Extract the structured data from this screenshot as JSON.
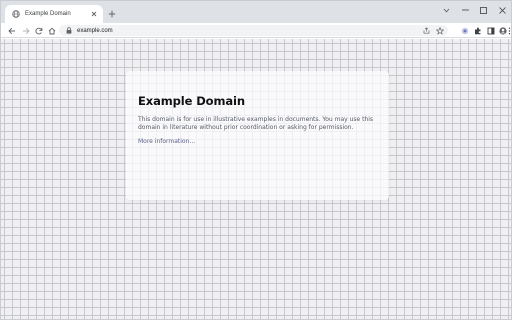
{
  "browser": {
    "tab": {
      "title": "Example Domain",
      "favicon": "globe-icon"
    },
    "new_tab_icon": "plus-icon",
    "window_controls": [
      "minimize-icon",
      "maximize-icon",
      "close-icon"
    ],
    "address_bar": {
      "url": "example.com",
      "secure_icon": "lock-icon"
    },
    "toolbar_icons": [
      "share-icon",
      "star-icon",
      "extension-icon",
      "puzzle-icon",
      "sidepanel-icon",
      "profile-icon",
      "menu-icon"
    ]
  },
  "page": {
    "heading": "Example Domain",
    "paragraph": "This domain is for use in illustrative examples in documents. You may use this domain in literature without prior coordination or asking for permission.",
    "link_text": "More information..."
  },
  "colors": {
    "tabstrip_bg": "#dee1e6",
    "page_bg": "#f0f0f2",
    "grid_line": "#c8c8cc",
    "link": "#38488f"
  }
}
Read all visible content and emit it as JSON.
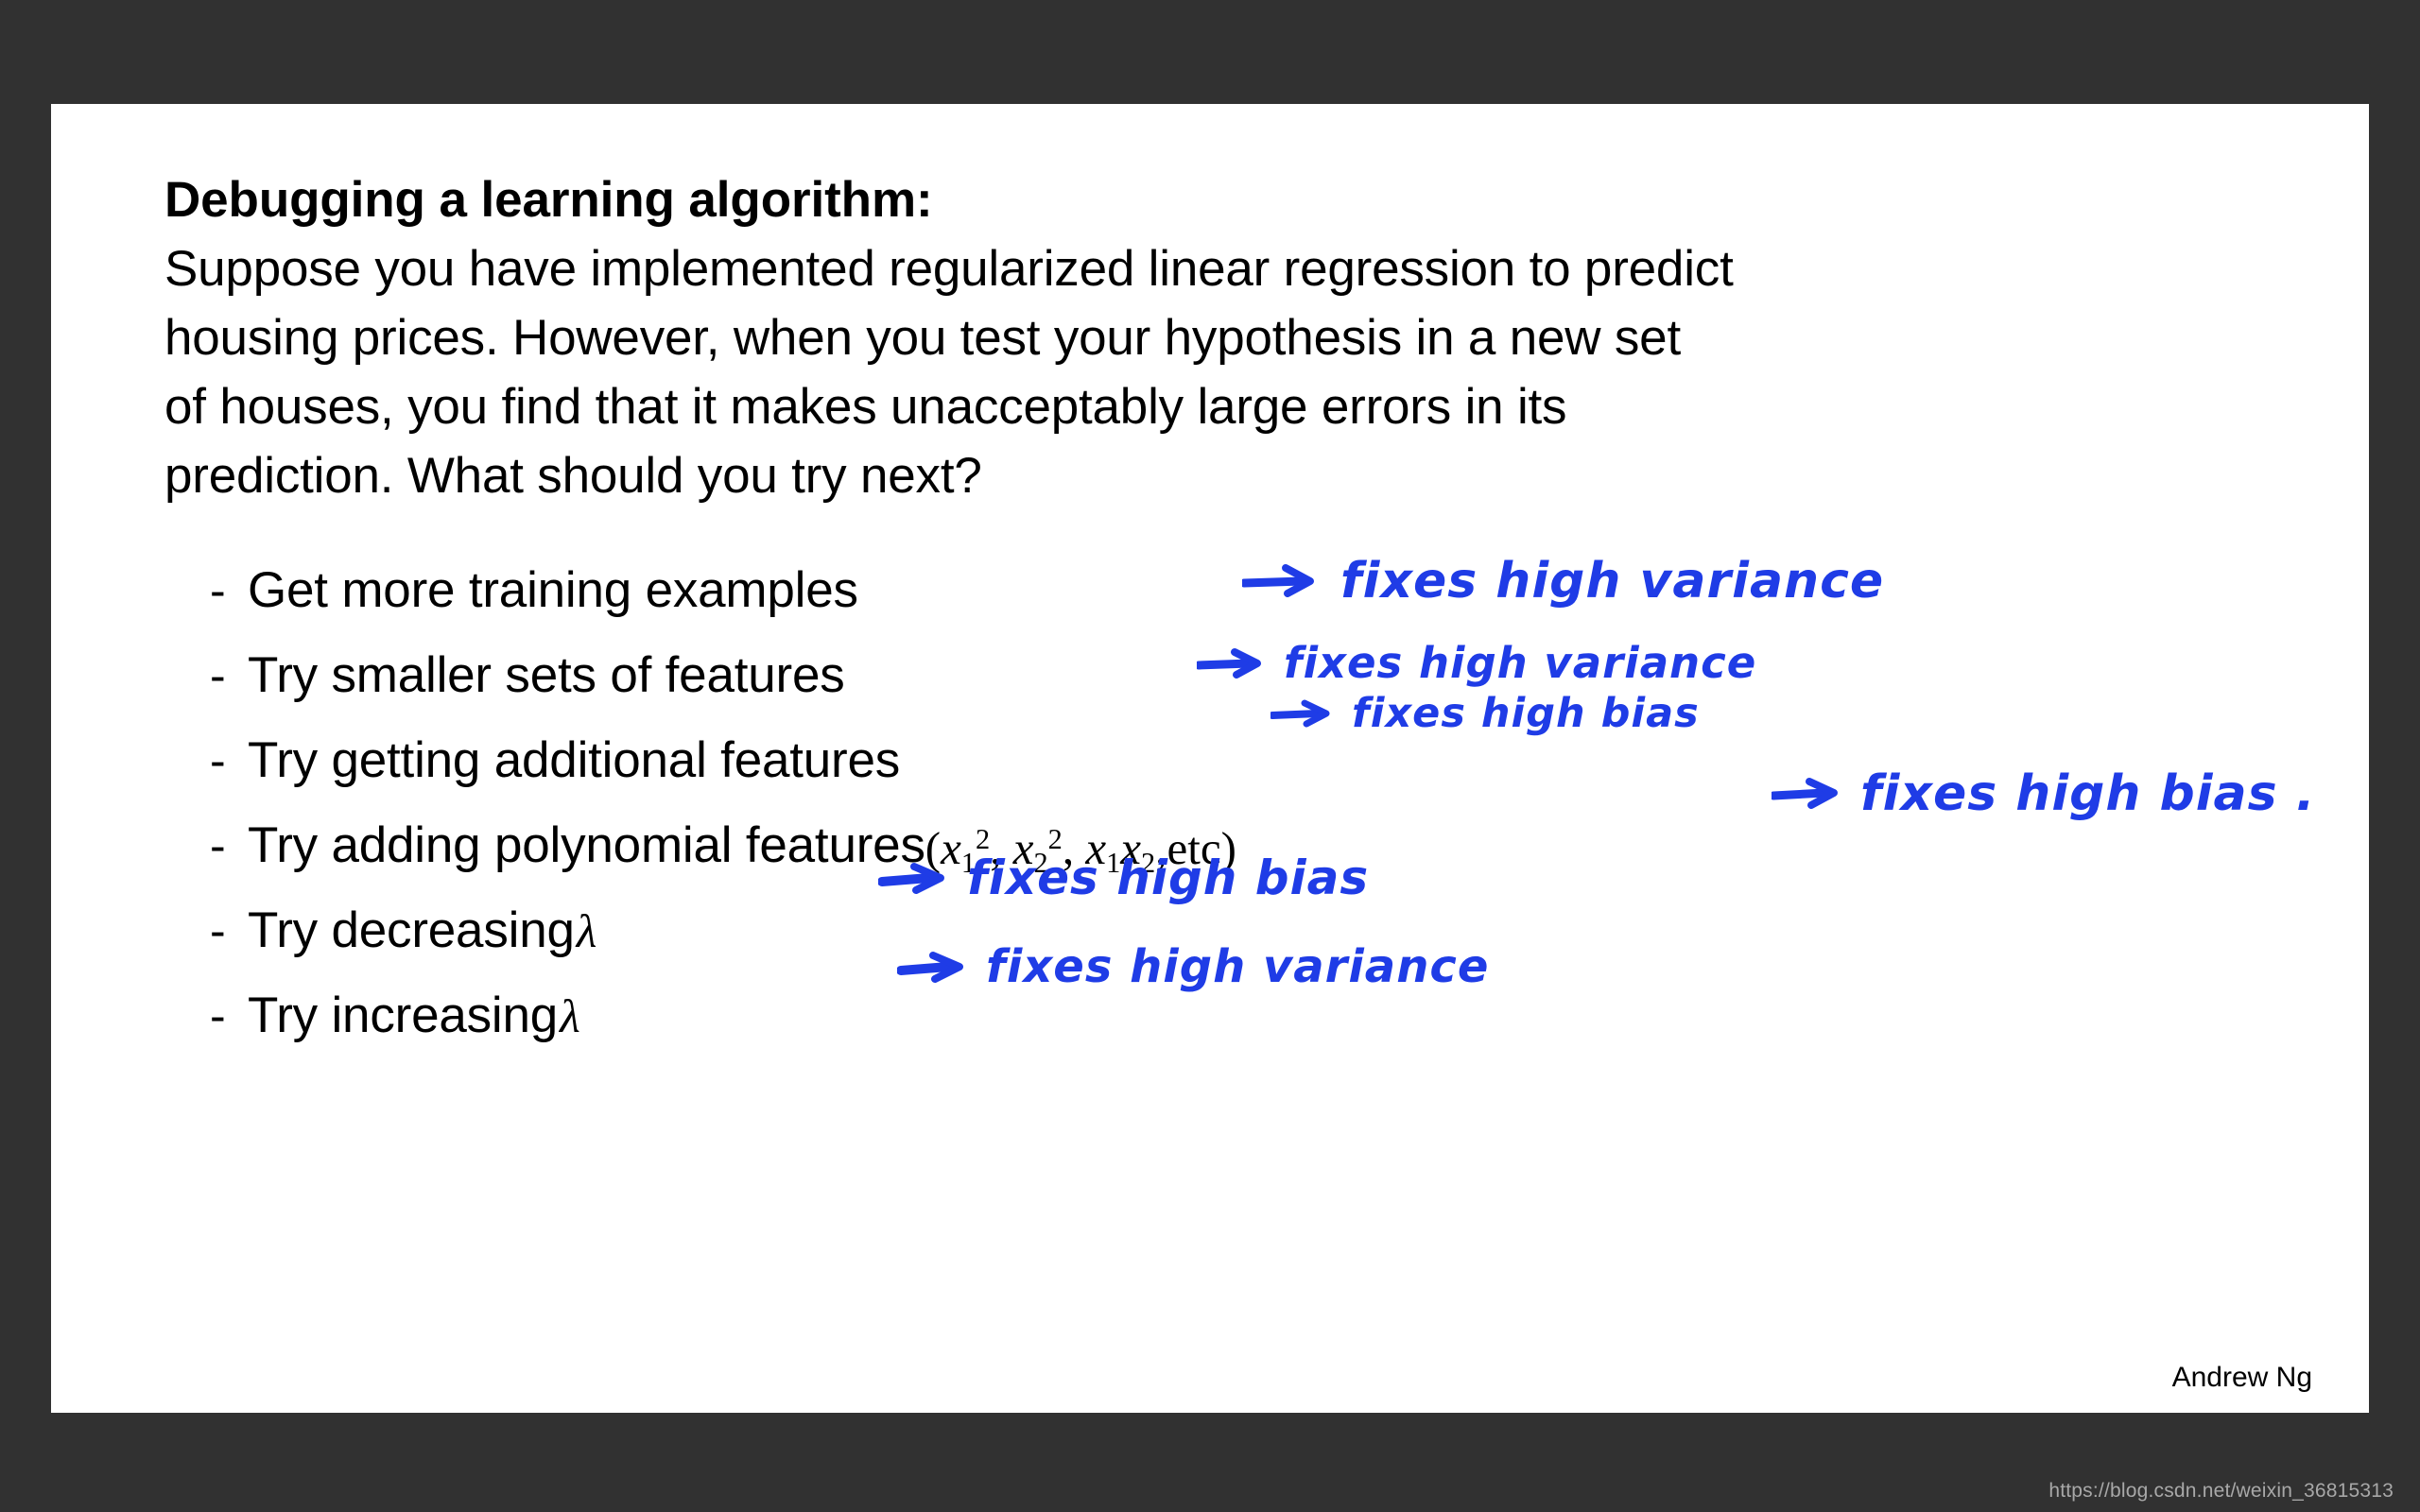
{
  "slide": {
    "background_color": "#313131",
    "canvas_color": "#ffffff",
    "ink_color": "#1f3ce6"
  },
  "prompt": {
    "title": "Debugging a learning algorithm:",
    "line1": "Suppose you have implemented regularized linear regression to predict",
    "line2": "housing prices. However, when you test your hypothesis in a new set",
    "line3": "of houses, you find that it makes unacceptably large errors in its",
    "line4": "prediction. What should you try next?"
  },
  "bullets": [
    {
      "marker": "-",
      "text": "Get more training examples",
      "annotation": "fixes  high  variance",
      "arrow": "arrow-right"
    },
    {
      "marker": "-",
      "text": "Try smaller sets of features",
      "annotation": "fixes  high  variance",
      "arrow": "arrow-right"
    },
    {
      "marker": "-",
      "text": "Try getting additional features",
      "annotation": "fixes  high  bias",
      "arrow": "arrow-right"
    },
    {
      "marker": "-",
      "text": "Try adding polynomial features",
      "math": "(x₁², x₂², x₁x₂, etc)",
      "annotation": "fixes  high  bias .",
      "arrow": "arrow-right"
    },
    {
      "marker": "-",
      "text": "Try decreasing",
      "symbol": "λ",
      "annotation": "fixes  high  bias",
      "arrow": "arrow-right"
    },
    {
      "marker": "-",
      "text": "Try increasing",
      "symbol": "λ",
      "annotation": "fixes  high  variance",
      "arrow": "arrow-right"
    }
  ],
  "footer": {
    "author": "Andrew Ng"
  },
  "watermark": {
    "url": "https://blog.csdn.net/weixin_36815313"
  }
}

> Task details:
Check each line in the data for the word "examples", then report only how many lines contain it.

> Result of this exercise:
2